• _Work item_
Your task is to find every line in the records that holds the string "desc" and copy it.

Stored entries
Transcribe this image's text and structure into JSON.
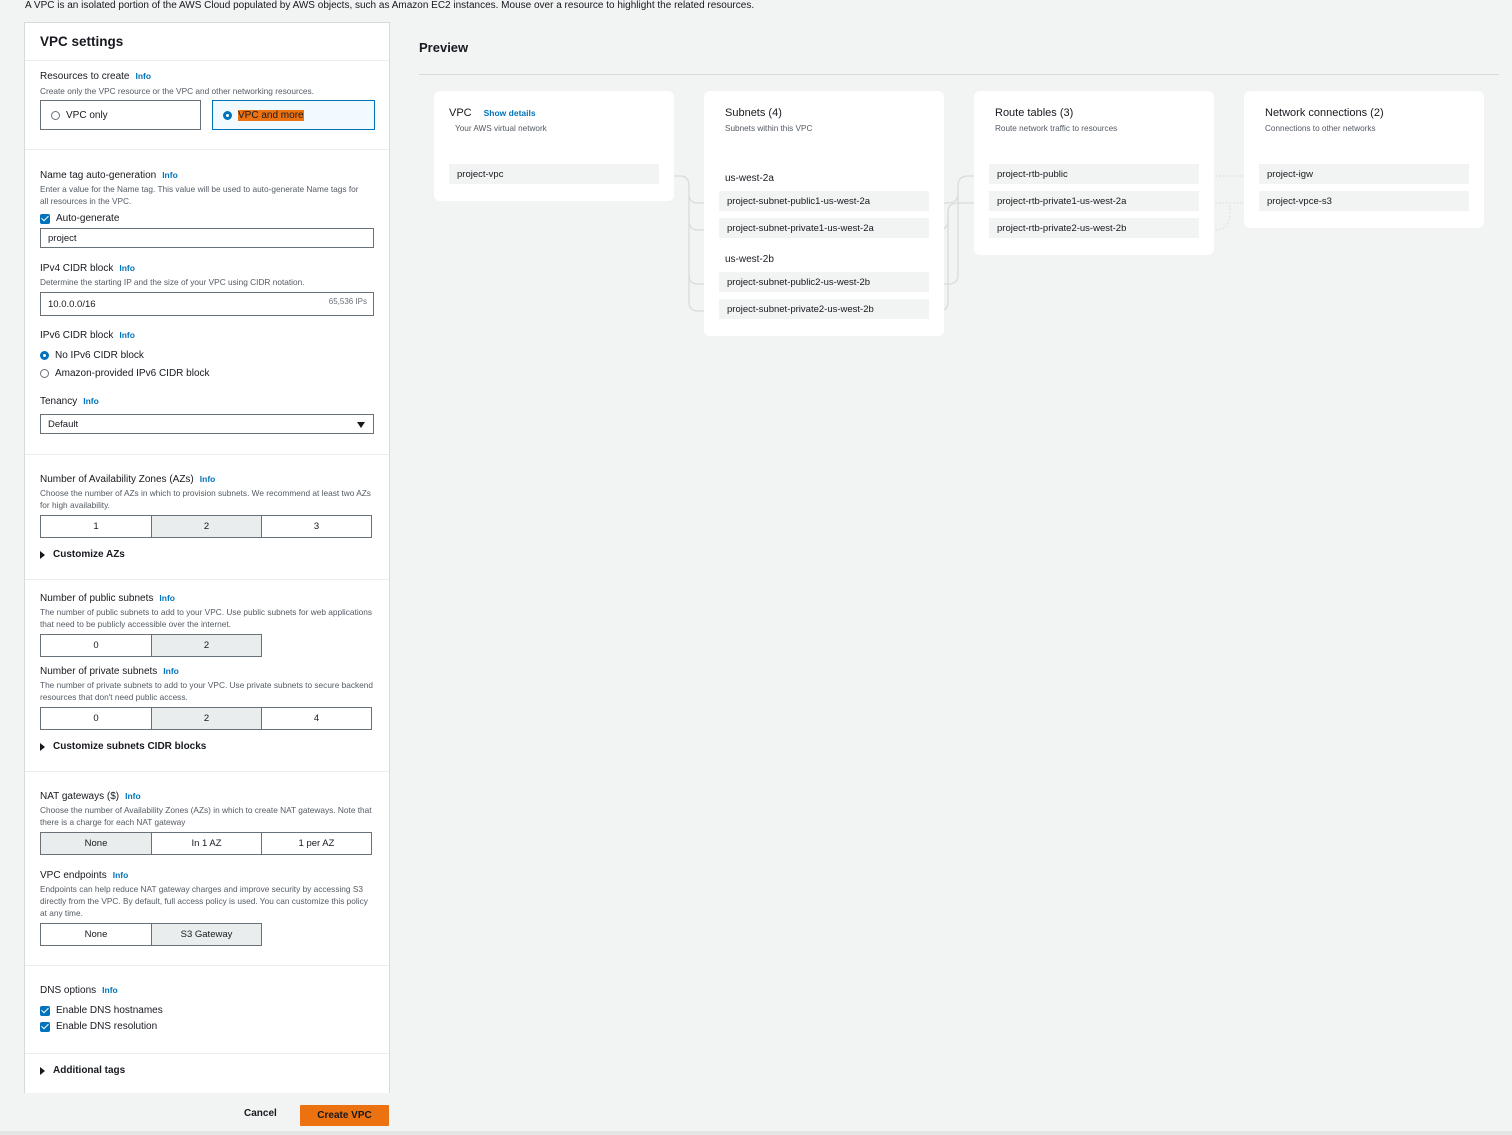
{
  "intro": "A VPC is an isolated portion of the AWS Cloud populated by AWS objects, such as Amazon EC2 instances. Mouse over a resource to highlight the related resources.",
  "settings": {
    "title": "VPC settings",
    "info": "Info",
    "resources": {
      "label": "Resources to create",
      "desc": "Create only the VPC resource or the VPC and other networking resources.",
      "opt_vpc_only": "VPC only",
      "opt_vpc_more": "VPC and more",
      "selected": "VPC and more"
    },
    "nametag": {
      "label": "Name tag auto-generation",
      "desc": "Enter a value for the Name tag. This value will be used to auto-generate Name tags for all resources in the VPC.",
      "auto_label": "Auto-generate",
      "auto_checked": true,
      "value": "project"
    },
    "ipv4": {
      "label": "IPv4 CIDR block",
      "desc": "Determine the starting IP and the size of your VPC using CIDR notation.",
      "value": "10.0.0.0/16",
      "ips": "65,536 IPs"
    },
    "ipv6": {
      "label": "IPv6 CIDR block",
      "opt_none": "No IPv6 CIDR block",
      "opt_amazon": "Amazon-provided IPv6 CIDR block",
      "selected": "No IPv6 CIDR block"
    },
    "tenancy": {
      "label": "Tenancy",
      "value": "Default"
    },
    "azs": {
      "label": "Number of Availability Zones (AZs)",
      "desc": "Choose the number of AZs in which to provision subnets. We recommend at least two AZs for high availability.",
      "options": [
        "1",
        "2",
        "3"
      ],
      "selected": "2",
      "customize": "Customize AZs"
    },
    "public_subnets": {
      "label": "Number of public subnets",
      "desc": "The number of public subnets to add to your VPC. Use public subnets for web applications that need to be publicly accessible over the internet.",
      "options": [
        "0",
        "2"
      ],
      "selected": "2"
    },
    "private_subnets": {
      "label": "Number of private subnets",
      "desc": "The number of private subnets to add to your VPC. Use private subnets to secure backend resources that don't need public access.",
      "options": [
        "0",
        "2",
        "4"
      ],
      "selected": "2",
      "customize": "Customize subnets CIDR blocks"
    },
    "nat": {
      "label": "NAT gateways ($)",
      "desc": "Choose the number of Availability Zones (AZs) in which to create NAT gateways. Note that there is a charge for each NAT gateway",
      "options": [
        "None",
        "In 1 AZ",
        "1 per AZ"
      ],
      "selected": "None"
    },
    "endpoints": {
      "label": "VPC endpoints",
      "desc": "Endpoints can help reduce NAT gateway charges and improve security by accessing S3 directly from the VPC. By default, full access policy is used. You can customize this policy at any time.",
      "options": [
        "None",
        "S3 Gateway"
      ],
      "selected": "S3 Gateway"
    },
    "dns": {
      "label": "DNS options",
      "hostnames": "Enable DNS hostnames",
      "hostnames_checked": true,
      "resolution": "Enable DNS resolution",
      "resolution_checked": true
    },
    "additional_tags": "Additional tags"
  },
  "actions": {
    "cancel": "Cancel",
    "create": "Create VPC"
  },
  "preview": {
    "title": "Preview",
    "vpc": {
      "title": "VPC",
      "show_details": "Show details",
      "sub": "Your AWS virtual network",
      "items": [
        "project-vpc"
      ]
    },
    "subnets": {
      "title": "Subnets (4)",
      "sub": "Subnets within this VPC",
      "az1": "us-west-2a",
      "az1_items": [
        "project-subnet-public1-us-west-2a",
        "project-subnet-private1-us-west-2a"
      ],
      "az2": "us-west-2b",
      "az2_items": [
        "project-subnet-public2-us-west-2b",
        "project-subnet-private2-us-west-2b"
      ]
    },
    "route_tables": {
      "title": "Route tables (3)",
      "sub": "Route network traffic to resources",
      "items": [
        "project-rtb-public",
        "project-rtb-private1-us-west-2a",
        "project-rtb-private2-us-west-2b"
      ]
    },
    "network": {
      "title": "Network connections (2)",
      "sub": "Connections to other networks",
      "items": [
        "project-igw",
        "project-vpce-s3"
      ]
    }
  },
  "colors": {
    "accent": "#0073bb",
    "primary_button": "#ec7211"
  }
}
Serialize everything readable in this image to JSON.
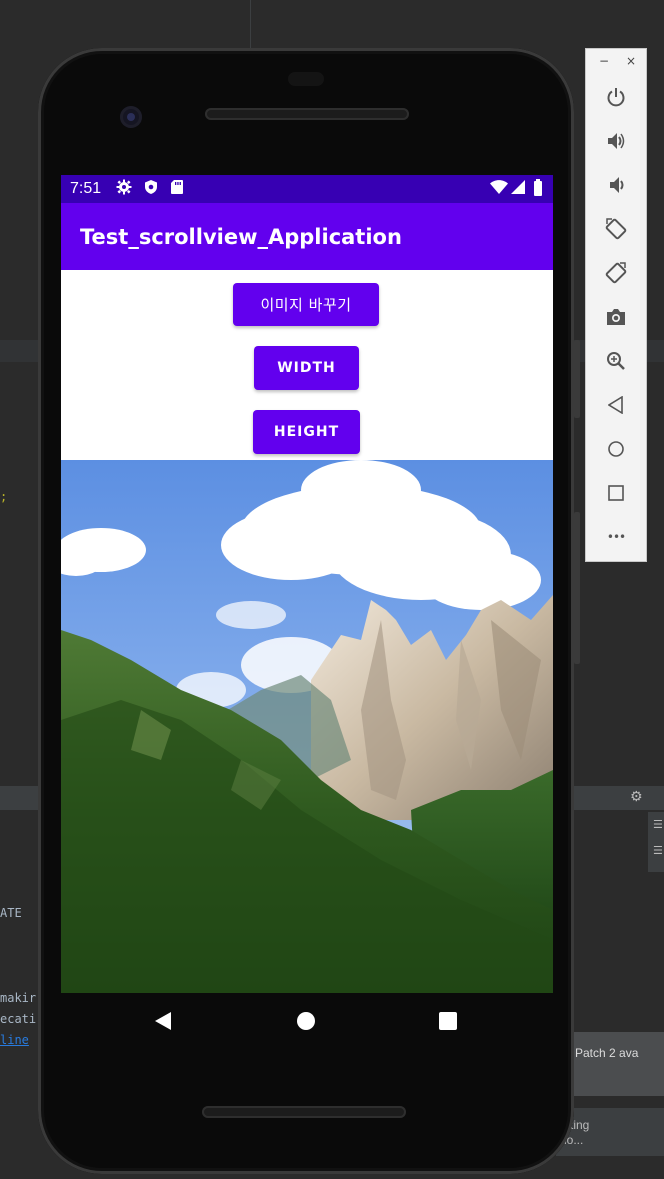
{
  "ide": {
    "bottom_lines": [
      "ATE",
      "makir",
      "ecati",
      "line"
    ],
    "yellow_fragment": ";",
    "notification": "Patch 2 ava",
    "status_lines": [
      "cting",
      "io..."
    ]
  },
  "emulator_toolbar": {
    "minimize_label": "−",
    "close_label": "×",
    "items": [
      {
        "name": "power-icon"
      },
      {
        "name": "volume-up-icon"
      },
      {
        "name": "volume-down-icon"
      },
      {
        "name": "rotate-left-icon"
      },
      {
        "name": "rotate-right-icon"
      },
      {
        "name": "camera-icon"
      },
      {
        "name": "zoom-icon"
      },
      {
        "name": "back-icon"
      },
      {
        "name": "home-icon"
      },
      {
        "name": "overview-icon"
      },
      {
        "name": "more-icon"
      }
    ],
    "more_label": "•••"
  },
  "device": {
    "status_bar": {
      "time": "7:51",
      "left_icons": [
        "settings-icon",
        "shield-icon",
        "sd-card-icon"
      ],
      "right_icons": [
        "wifi-icon",
        "signal-icon",
        "battery-icon"
      ]
    },
    "app_bar": {
      "title": "Test_scrollview_Application"
    },
    "buttons": {
      "change_image": "이미지 바꾸기",
      "width": "WIDTH",
      "height": "HEIGHT"
    },
    "image": {
      "subject": "mountain-landscape"
    },
    "nav_bar": {
      "icons": [
        "back-icon",
        "home-icon",
        "recents-icon"
      ]
    }
  },
  "colors": {
    "primary": "#6200ee",
    "primary_dark": "#3700b3",
    "ide_background": "#2b2b2b"
  }
}
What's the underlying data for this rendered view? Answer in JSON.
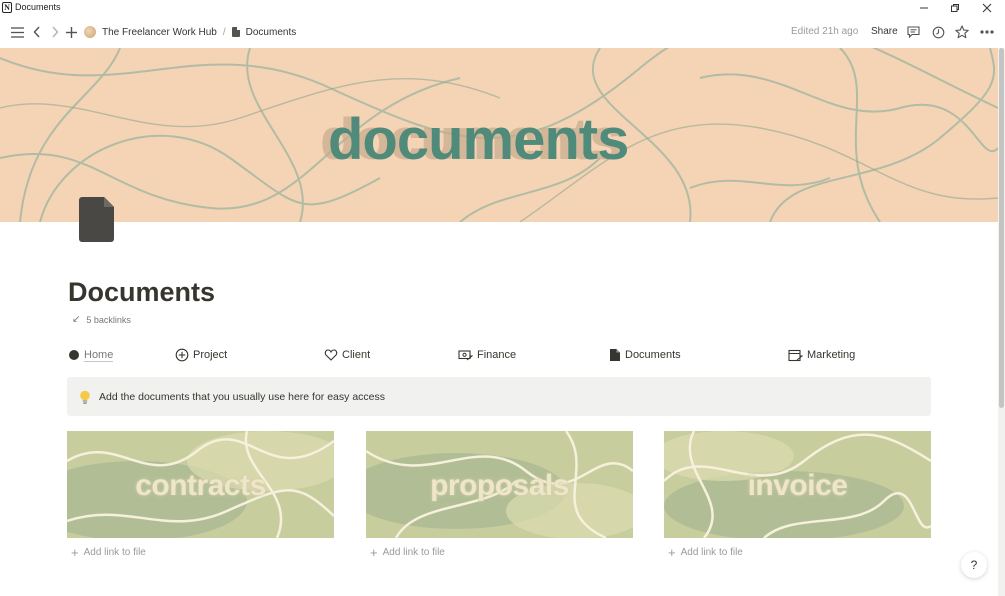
{
  "window": {
    "app_icon": "N",
    "title": "Documents",
    "controls": [
      "minimize-icon",
      "restore-icon",
      "close-icon"
    ]
  },
  "topbar": {
    "breadcrumb": [
      "The Freelancer Work Hub",
      "Documents"
    ],
    "separator": "/",
    "edited": "Edited 21h ago",
    "share_label": "Share",
    "icons": [
      "menu-icon",
      "back-icon",
      "forward-icon",
      "add-icon",
      "comments-icon",
      "updates-icon",
      "favorite-icon",
      "more-icon"
    ]
  },
  "cover": {
    "text": "documents",
    "bg_color": "#f5d3b5",
    "text_color": "#4f8a7a"
  },
  "page": {
    "title": "Documents",
    "backlinks": "5 backlinks",
    "nav": [
      {
        "label": "Home",
        "icon": "circle-icon"
      },
      {
        "label": "Project",
        "icon": "plus-circle-icon"
      },
      {
        "label": "Client",
        "icon": "heart-chat-icon"
      },
      {
        "label": "Finance",
        "icon": "money-arrow-icon"
      },
      {
        "label": "Documents",
        "icon": "document-icon"
      },
      {
        "label": "Marketing",
        "icon": "calendar-arrow-icon"
      }
    ],
    "callout": {
      "icon": "lightbulb-icon",
      "text": "Add the documents that you usually use here for easy access"
    },
    "cards": [
      {
        "label": "contracts",
        "action": "Add link to file"
      },
      {
        "label": "proposals",
        "action": "Add link to file"
      },
      {
        "label": "invoice",
        "action": "Add link to file"
      }
    ]
  },
  "help": "?"
}
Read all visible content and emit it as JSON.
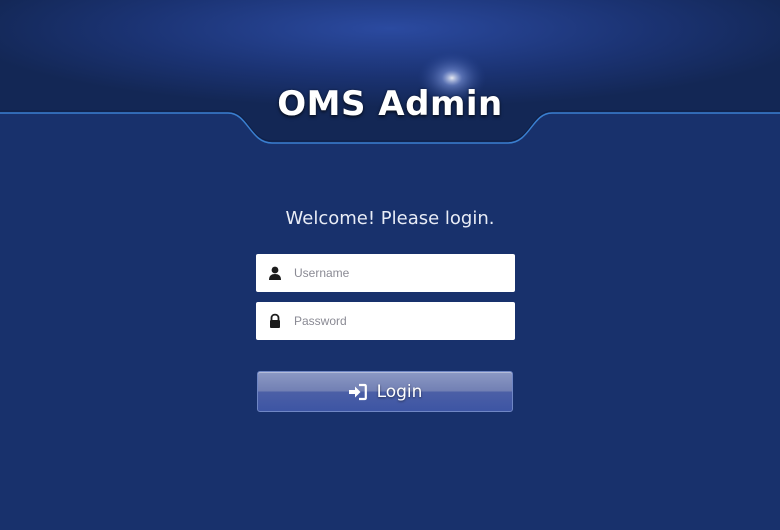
{
  "header": {
    "title": "OMS Admin"
  },
  "login": {
    "welcome_text": "Welcome! Please login.",
    "username_placeholder": "Username",
    "password_placeholder": "Password",
    "button_label": "Login"
  },
  "icons": {
    "username": "user-icon",
    "password": "lock-icon",
    "button": "sign-in-icon"
  },
  "colors": {
    "background": "#18316c",
    "header_dark": "#132755",
    "accent_line": "#3a7fd0",
    "button": "#4b5fa6"
  }
}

• _Your solution_
      "desc": "Create only the VPC resource or the VPC and other networking resources.",
      "desc": "Enter a value for the Name tag. This value will be used to auto-generate Name tags for all resources in the VPC.",
      "desc": "Determine the starting IP and the size of your VPC using CIDR notation.",
      "desc": "Choose the number of AZs in which to provision subnets. We recommend at least two AZs for high availability.",
      "desc": "The number of public subnets to add to your VPC. Use public subnets for web applications that need to be publicly accessible over the internet.",
      "desc": "The number of private subnets to add to your VPC. Use private subnets to secure backend resources that don't need public access.",
      "desc": "Choose the number of Availability Zones (AZs) in which to create NAT gateways. Note that there is a charge for each NAT gateway",
      "desc": "Endpoints can help reduce NAT gateway charges and improve security by accessing S3 directly from the VPC. By default, full access policy is used. You can customize this policy at any time.",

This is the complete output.